This whole procedure usually takes from 30 to 45 minutes, but can, if necessary, be shortened to 20 minutes.

Social Problem-Solution-Project Chronicle

Before the first report is presented in a session, the recorder makes 3 columns on the wall chart, headed “problems,” “solutions” and “projects.” Then, as each report is given, and during discussion, the recorder extracts any problems, solutions, or projects mentioned, and writes them in the appropriate column. This helps focus the discussion more on change, helps the group produce more useful and practical ideas, and is a good memory device. All the past “action” wall charts can be brought out and hung up each week.

Sharing Thinking

Often just a simple “think and listen” process — taking time in a group for each person to think about an issue and then sharing that thinking — can generate a wealth of insights, information, and exciting new ideas.
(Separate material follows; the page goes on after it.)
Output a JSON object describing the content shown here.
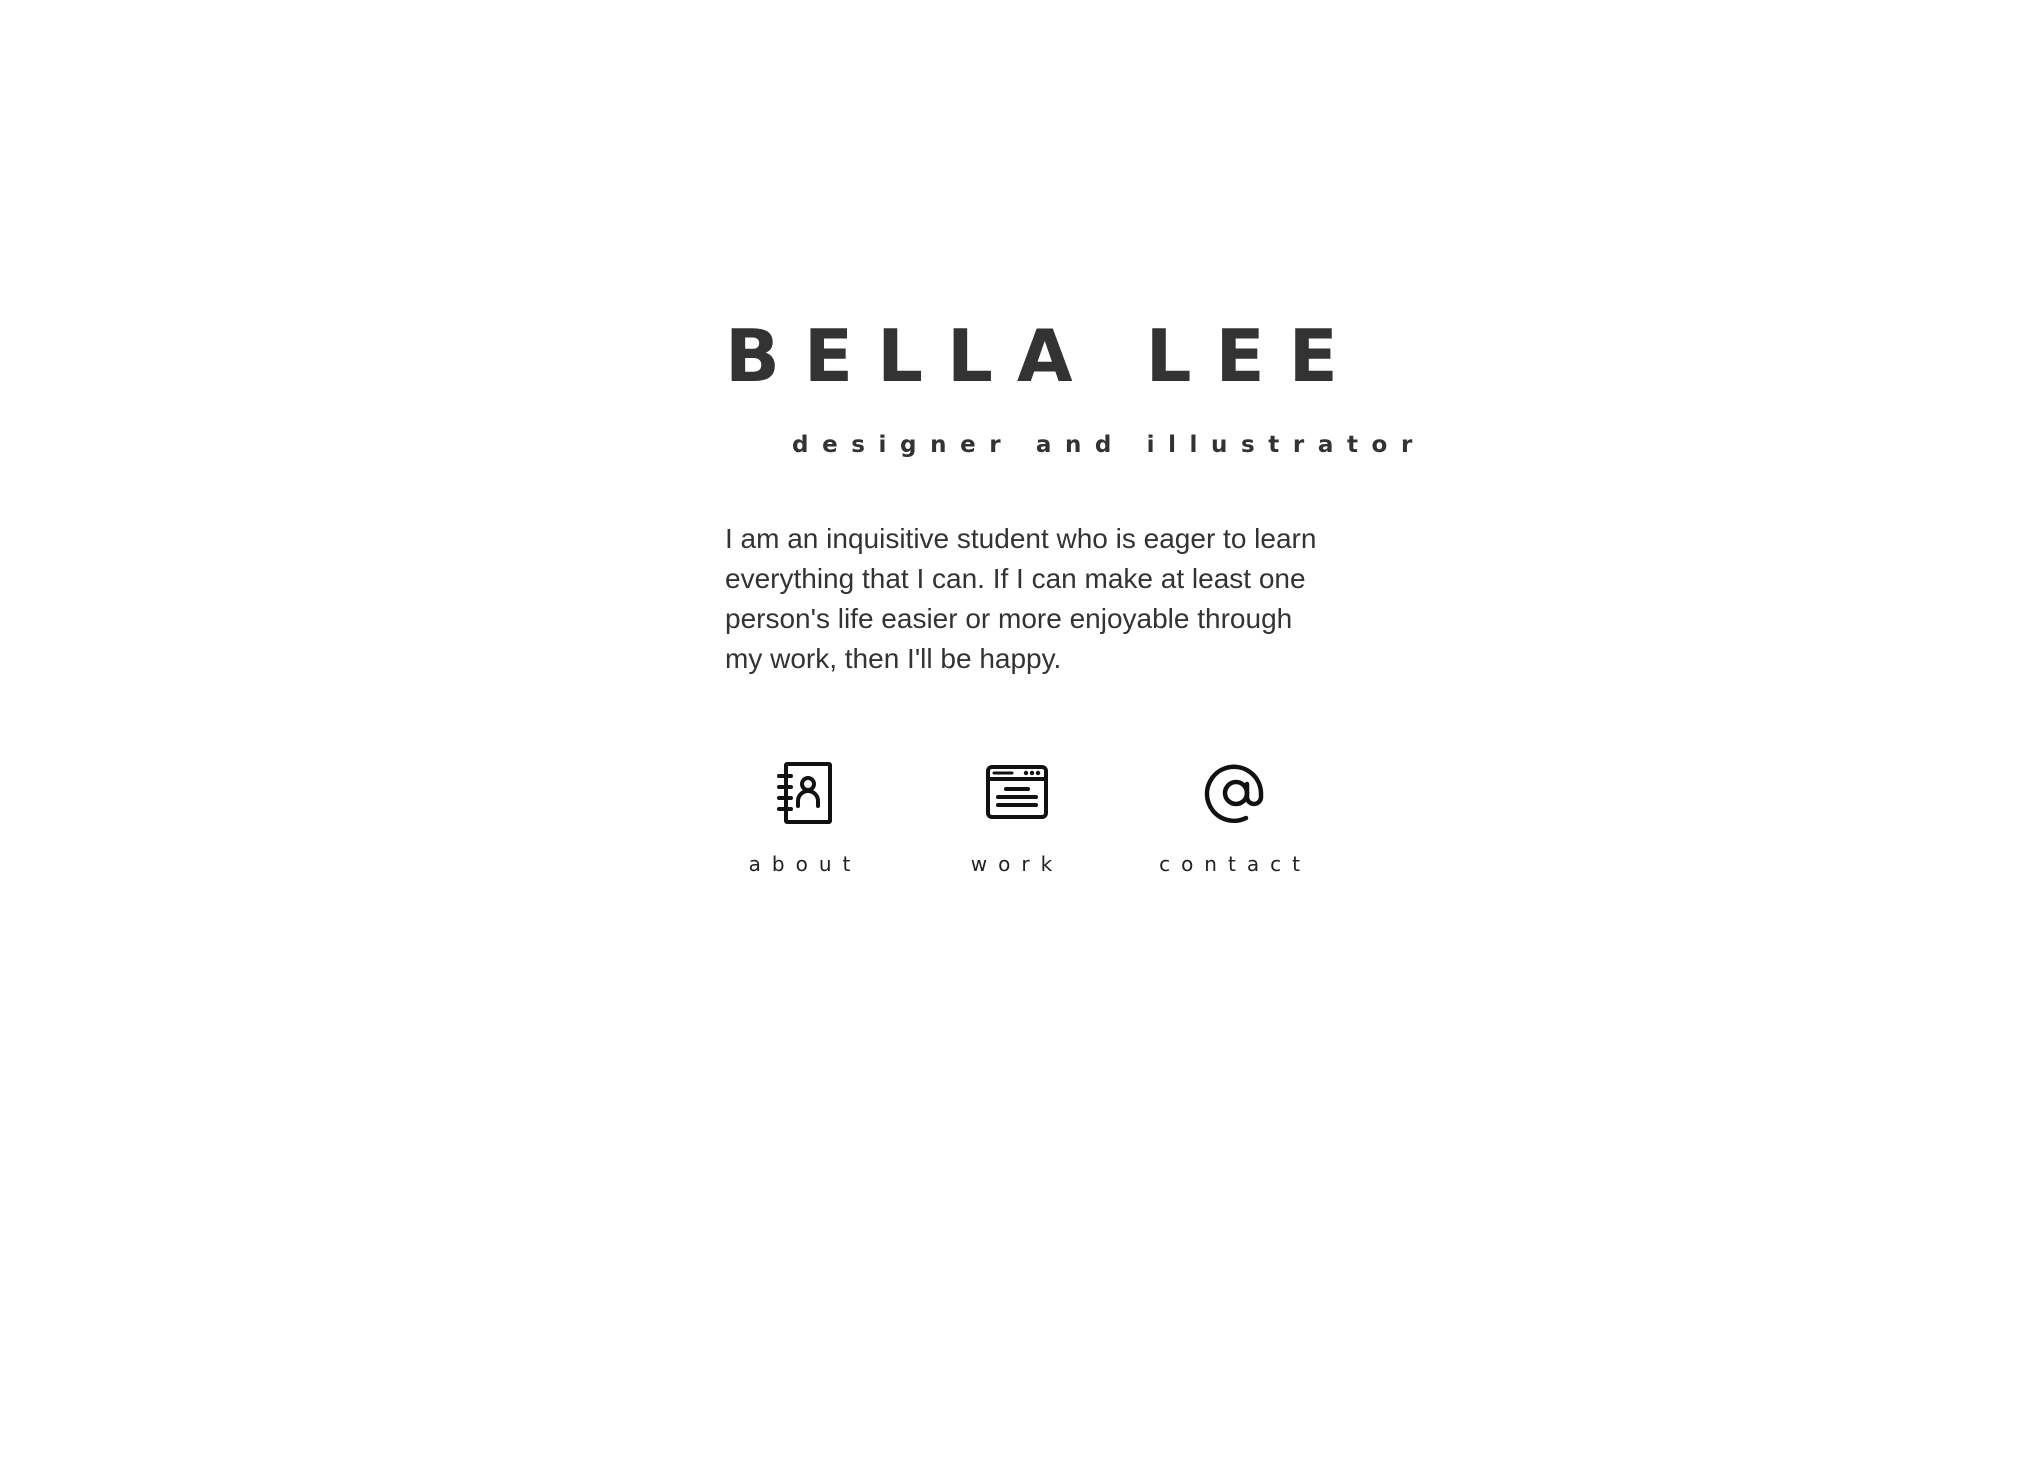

It seems a particularly good way of applying our own experience to larger issues and making new connections between them.

  1.     A particular problem or issue is chosen which everyone focuses on. People in the group spend time thinking by themselves with pen and paper (this time can be taken either before or during the meeting). Alternatively divide into “think and listen pairs” — one person thinks aloud for a designated amount of time while the other listens silently, maybe taking notes for the person who is thinking, then reverse roles. The attention of another person can stimulate new thinking, and the process can help people to organize and articulate the important points before sharing them with the group. Not having any feedback from the listener is important in creating a safe environment just for thinking.
  2.     After the designated amount of time, people return to the group prepared to share their thinking. The available time is divided equally between each of the participants. Each individual shares her/his thinking with the group leaving a short time at the end for clarifying questions.
  3.     After hearing from everyone, the group spends some time discussing what has been presented. Finding common threads in people’s sharing and isolating important factors helps to incorporate the personal thinking into group thinking.
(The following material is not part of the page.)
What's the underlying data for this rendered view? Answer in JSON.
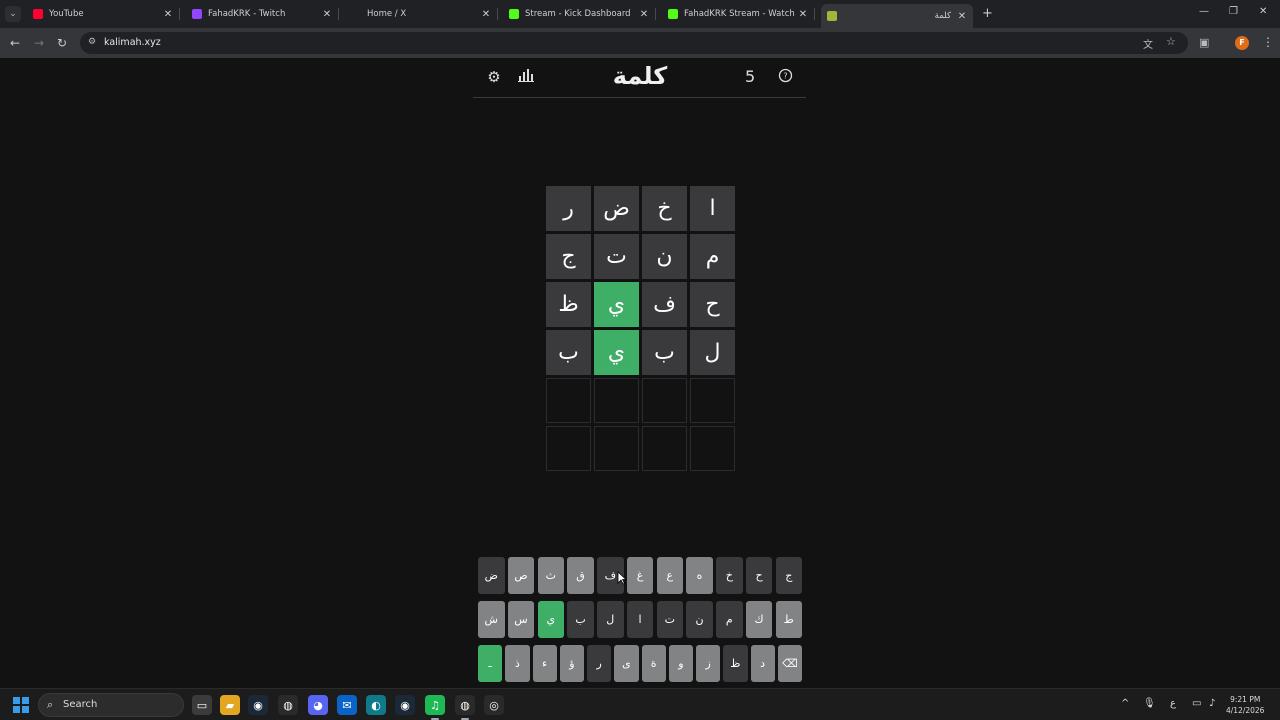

Vision-Action Crystal Ball

This exercise helps groups to relate their future visions of society to the development of social actions today.
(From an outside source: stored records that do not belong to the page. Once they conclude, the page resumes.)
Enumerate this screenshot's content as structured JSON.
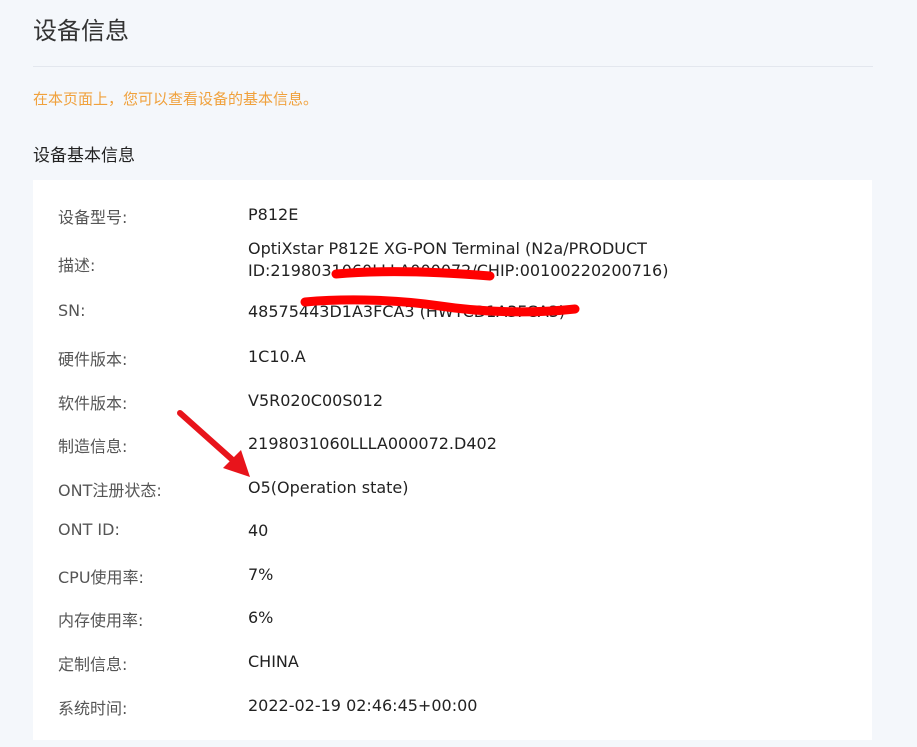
{
  "header": {
    "title": "设备信息",
    "hint": "在本页面上，您可以查看设备的基本信息。"
  },
  "section": {
    "title": "设备基本信息"
  },
  "rows": [
    {
      "label": "设备型号:",
      "value": "P812E"
    },
    {
      "label": "描述:",
      "value_line1": "OptiXstar P812E XG-PON Terminal (N2a/PRODUCT",
      "value_line2": "ID:21980310​60LLLA000072/CHIP:00100220200716)"
    },
    {
      "label": "SN:",
      "value": "4857544​3D1A3FCA3 (HWTC​D1A3FCA3)"
    },
    {
      "label": "硬件版本:",
      "value": "1C10.A"
    },
    {
      "label": "软件版本:",
      "value": "V5R020C00S012"
    },
    {
      "label": "制造信息:",
      "value": "2198031060LLLA000072.D402"
    },
    {
      "label": "ONT注册状态:",
      "value": "O5(Operation state)"
    },
    {
      "label": "ONT ID:",
      "value": "40"
    },
    {
      "label": "CPU使用率:",
      "value": "7%"
    },
    {
      "label": "内存使用率:",
      "value": "6%"
    },
    {
      "label": "定制信息:",
      "value": "CHINA"
    },
    {
      "label": "系统时间:",
      "value": "2022-02-19 02:46:45+00:00"
    }
  ],
  "annotations": {
    "redaction_color": "#ff0000",
    "arrow_color": "#e8141b"
  }
}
  1.     Individually or in small groups predict how the world, nation, and/or your own life might look ten years from now if present trends continue.
  2.     Share these briefly with the whole group.
  3.     Individually or in small groups write a description of your vision of the world, nation, local community, or your personal life ten years from now if maximum success for positive change happens (be very optimistic but not impossibly unrealistic). It might be written as if it is a newspaper article at that time describing conditions.
  4.     Then write a scenario of events that led up to the good society. What caused the changes? Be as specific as possible. Emphasis here should be on the causes that brought about the good society, not so much of a description of the good society itself. Try to make it believable.
  5.     What role did groups you are involved with play? What did you do? What did you do in the first year (i.e., the next year from today)? (This exercise can also be used for specific issues and shorter time periods such as the climate change crisis over the next 5 years or U.S. military intervention over the next 3 years.)